Excerpts from an interface dataset:
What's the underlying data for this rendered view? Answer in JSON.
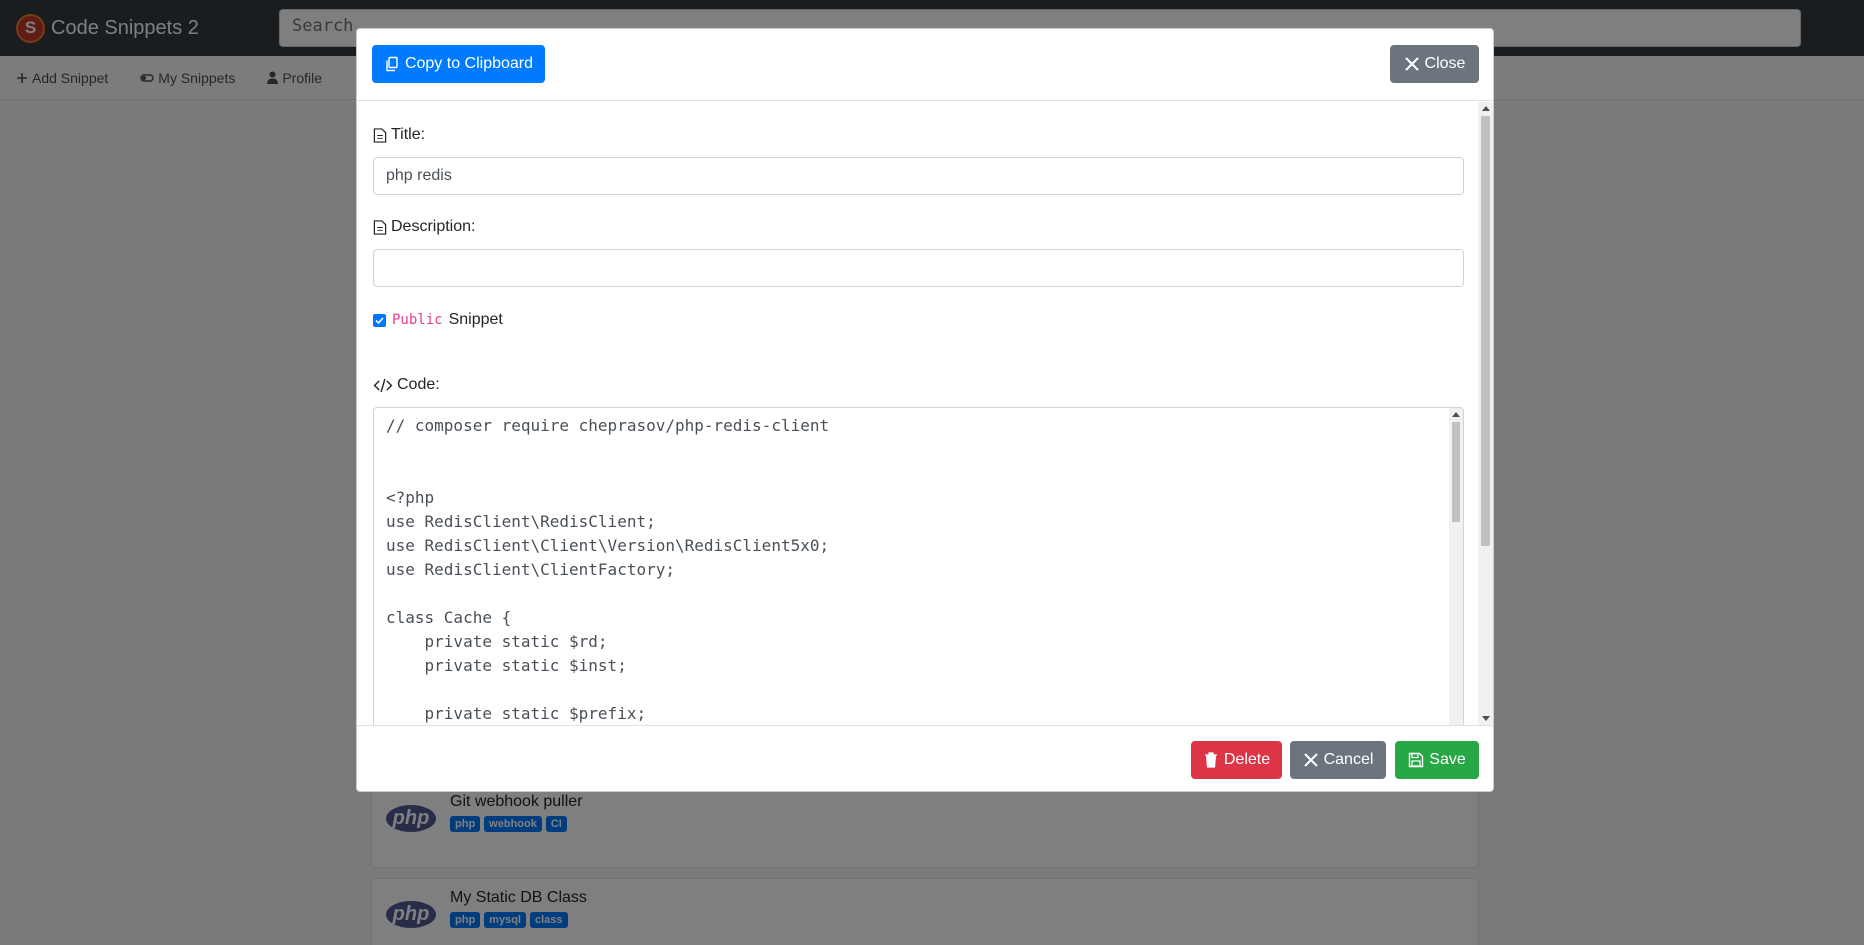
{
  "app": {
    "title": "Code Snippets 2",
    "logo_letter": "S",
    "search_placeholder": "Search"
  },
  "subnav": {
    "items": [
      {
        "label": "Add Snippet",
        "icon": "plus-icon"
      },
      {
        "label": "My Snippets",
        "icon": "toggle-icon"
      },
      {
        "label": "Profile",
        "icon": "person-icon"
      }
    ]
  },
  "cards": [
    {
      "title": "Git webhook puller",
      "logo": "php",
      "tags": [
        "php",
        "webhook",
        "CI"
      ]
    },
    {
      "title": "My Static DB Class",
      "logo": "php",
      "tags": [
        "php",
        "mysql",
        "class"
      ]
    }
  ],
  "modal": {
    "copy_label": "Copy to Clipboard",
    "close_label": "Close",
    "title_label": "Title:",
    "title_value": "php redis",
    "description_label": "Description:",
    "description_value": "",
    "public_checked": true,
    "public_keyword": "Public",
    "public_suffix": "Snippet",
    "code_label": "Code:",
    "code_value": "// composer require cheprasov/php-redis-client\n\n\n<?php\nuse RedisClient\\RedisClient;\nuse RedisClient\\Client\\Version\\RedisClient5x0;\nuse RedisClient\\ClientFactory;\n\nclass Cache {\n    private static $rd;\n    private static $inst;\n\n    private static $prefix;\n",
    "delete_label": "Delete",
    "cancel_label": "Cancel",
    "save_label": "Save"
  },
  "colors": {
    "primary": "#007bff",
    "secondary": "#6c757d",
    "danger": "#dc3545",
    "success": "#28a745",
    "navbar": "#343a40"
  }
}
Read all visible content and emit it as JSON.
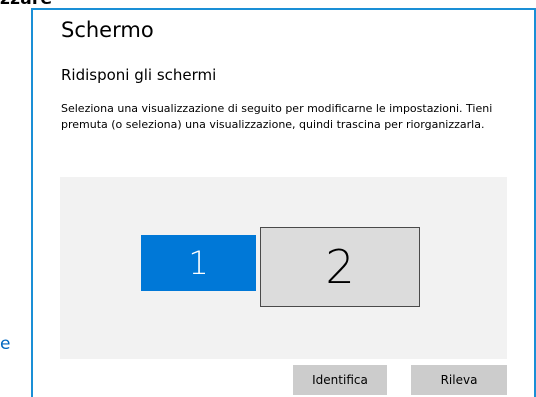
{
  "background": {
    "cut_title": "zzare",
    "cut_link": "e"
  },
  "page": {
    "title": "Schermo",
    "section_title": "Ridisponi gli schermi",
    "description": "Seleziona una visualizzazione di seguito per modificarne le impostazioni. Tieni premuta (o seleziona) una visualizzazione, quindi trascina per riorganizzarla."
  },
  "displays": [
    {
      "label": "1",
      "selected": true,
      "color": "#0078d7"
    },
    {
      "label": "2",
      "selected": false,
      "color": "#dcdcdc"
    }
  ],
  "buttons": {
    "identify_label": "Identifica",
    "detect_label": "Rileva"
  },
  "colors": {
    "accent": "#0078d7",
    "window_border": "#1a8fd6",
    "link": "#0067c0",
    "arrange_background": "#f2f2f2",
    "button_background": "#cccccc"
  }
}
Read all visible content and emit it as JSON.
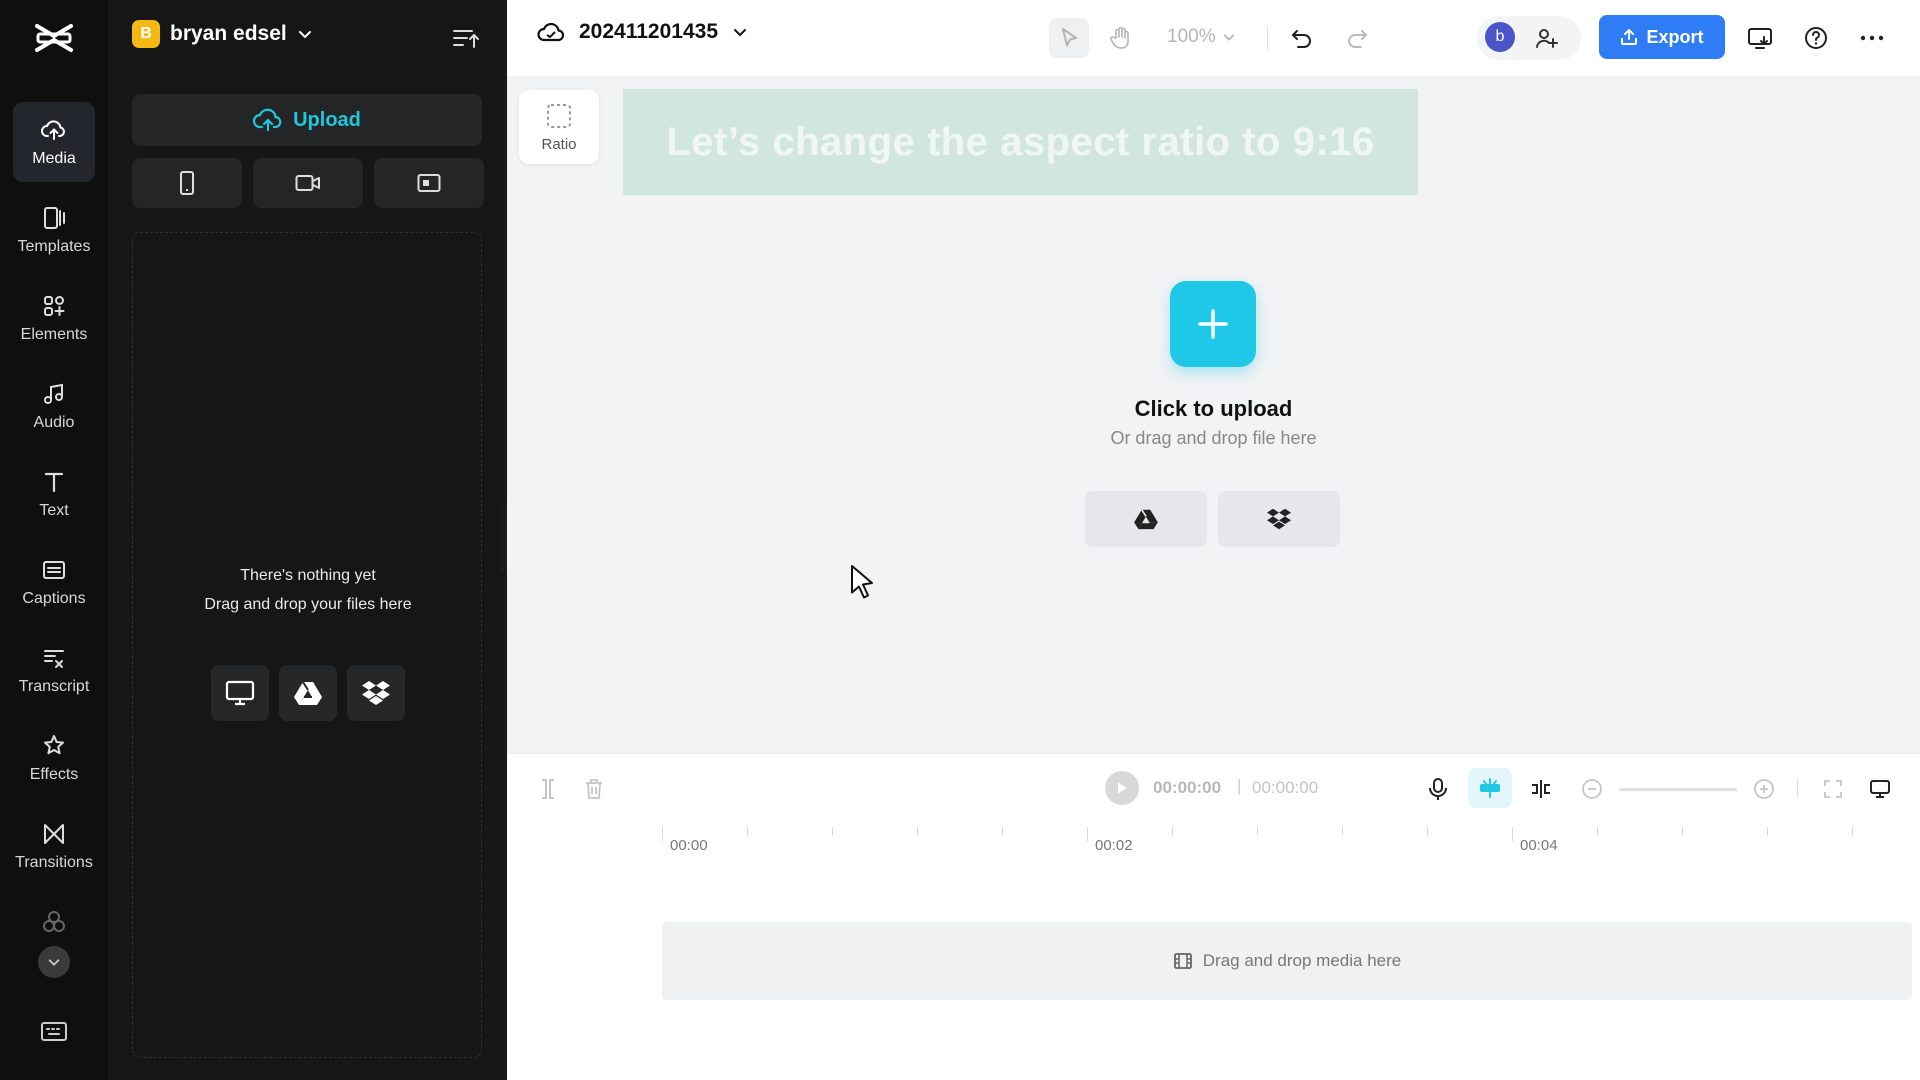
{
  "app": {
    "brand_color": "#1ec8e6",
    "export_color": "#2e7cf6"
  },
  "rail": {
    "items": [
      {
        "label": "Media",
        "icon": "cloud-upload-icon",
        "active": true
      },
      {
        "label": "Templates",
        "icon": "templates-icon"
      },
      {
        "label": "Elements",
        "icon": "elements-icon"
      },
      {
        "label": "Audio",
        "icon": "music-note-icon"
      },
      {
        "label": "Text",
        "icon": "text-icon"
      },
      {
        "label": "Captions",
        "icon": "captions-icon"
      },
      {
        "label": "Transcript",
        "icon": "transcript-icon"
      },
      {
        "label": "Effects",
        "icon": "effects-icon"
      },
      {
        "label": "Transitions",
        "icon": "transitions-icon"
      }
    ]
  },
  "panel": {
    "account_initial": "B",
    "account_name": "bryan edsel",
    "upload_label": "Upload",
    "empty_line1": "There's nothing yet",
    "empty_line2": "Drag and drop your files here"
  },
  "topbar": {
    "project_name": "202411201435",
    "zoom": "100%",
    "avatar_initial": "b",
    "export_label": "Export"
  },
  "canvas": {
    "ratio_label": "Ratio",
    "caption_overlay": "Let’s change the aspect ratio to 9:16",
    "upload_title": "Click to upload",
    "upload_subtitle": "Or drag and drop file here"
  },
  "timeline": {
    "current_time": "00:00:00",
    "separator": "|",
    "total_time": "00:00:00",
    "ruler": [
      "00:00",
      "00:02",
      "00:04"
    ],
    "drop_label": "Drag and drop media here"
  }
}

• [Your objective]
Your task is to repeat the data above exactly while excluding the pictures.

• [Answer below]
What's the underlying data for this rendered view? Answer in JSON.
{
  "app": {
    "title": "Code Snippets 2",
    "logo_letter": "S",
    "search_placeholder": "Search"
  },
  "subnav": {
    "items": [
      {
        "label": "Add Snippet",
        "icon": "plus-icon"
      },
      {
        "label": "My Snippets",
        "icon": "toggle-icon"
      },
      {
        "label": "Profile",
        "icon": "person-icon"
      }
    ]
  },
  "cards": [
    {
      "title": "Git webhook puller",
      "logo": "php",
      "tags": [
        "php",
        "webhook",
        "CI"
      ]
    },
    {
      "title": "My Static DB Class",
      "logo": "php",
      "tags": [
        "php",
        "mysql",
        "class"
      ]
    }
  ],
  "modal": {
    "copy_label": "Copy to Clipboard",
    "close_label": "Close",
    "title_label": "Title:",
    "title_value": "php redis",
    "description_label": "Description:",
    "description_value": "",
    "public_checked": true,
    "public_keyword": "Public",
    "public_suffix": "Snippet",
    "code_label": "Code:",
    "code_value": "// composer require cheprasov/php-redis-client\n\n\n<?php\nuse RedisClient\\RedisClient;\nuse RedisClient\\Client\\Version\\RedisClient5x0;\nuse RedisClient\\ClientFactory;\n\nclass Cache {\n    private static $rd;\n    private static $inst;\n\n    private static $prefix;\n",
    "delete_label": "Delete",
    "cancel_label": "Cancel",
    "save_label": "Save"
  },
  "colors": {
    "primary": "#007bff",
    "secondary": "#6c757d",
    "danger": "#dc3545",
    "success": "#28a745",
    "navbar": "#343a40"
  }
}
Read all visible content and emit it as JSON.
{
  "background": {
    "cut_title": "zzare",
    "cut_link": "e"
  },
  "page": {
    "title": "Schermo",
    "section_title": "Ridisponi gli schermi",
    "description": "Seleziona una visualizzazione di seguito per modificarne le impostazioni. Tieni premuta (o seleziona) una visualizzazione, quindi trascina per riorganizzarla."
  },
  "displays": [
    {
      "label": "1",
      "selected": true,
      "color": "#0078d7"
    },
    {
      "label": "2",
      "selected": false,
      "color": "#dcdcdc"
    }
  ],
  "buttons": {
    "identify_label": "Identifica",
    "detect_label": "Rileva"
  },
  "colors": {
    "accent": "#0078d7",
    "window_border": "#1a8fd6",
    "link": "#0067c0",
    "arrange_background": "#f2f2f2",
    "button_background": "#cccccc"
  }
}
Read all visible content and emit it as JSON.
{
  "app": {
    "brand_color": "#1ec8e6",
    "export_color": "#2e7cf6"
  },
  "rail": {
    "items": [
      {
        "label": "Media",
        "icon": "cloud-upload-icon",
        "active": true
      },
      {
        "label": "Templates",
        "icon": "templates-icon"
      },
      {
        "label": "Elements",
        "icon": "elements-icon"
      },
      {
        "label": "Audio",
        "icon": "music-note-icon"
      },
      {
        "label": "Text",
        "icon": "text-icon"
      },
      {
        "label": "Captions",
        "icon": "captions-icon"
      },
      {
        "label": "Transcript",
        "icon": "transcript-icon"
      },
      {
        "label": "Effects",
        "icon": "effects-icon"
      },
      {
        "label": "Transitions",
        "icon": "transitions-icon"
      }
    ]
  },
  "panel": {
    "account_initial": "B",
    "account_name": "bryan edsel",
    "upload_label": "Upload",
    "empty_line1": "There's nothing yet",
    "empty_line2": "Drag and drop your files here"
  },
  "topbar": {
    "project_name": "202411201435",
    "zoom": "100%",
    "avatar_initial": "b",
    "export_label": "Export"
  },
  "canvas": {
    "ratio_label": "Ratio",
    "caption_overlay": "Let’s change the aspect ratio to 9:16",
    "upload_title": "Click to upload",
    "upload_subtitle": "Or drag and drop file here"
  },
  "timeline": {
    "current_time": "00:00:00",
    "separator": "|",
    "total_time": "00:00:00",
    "ruler": [
      "00:00",
      "00:02",
      "00:04"
    ],
    "drop_label": "Drag and drop media here"
  }
}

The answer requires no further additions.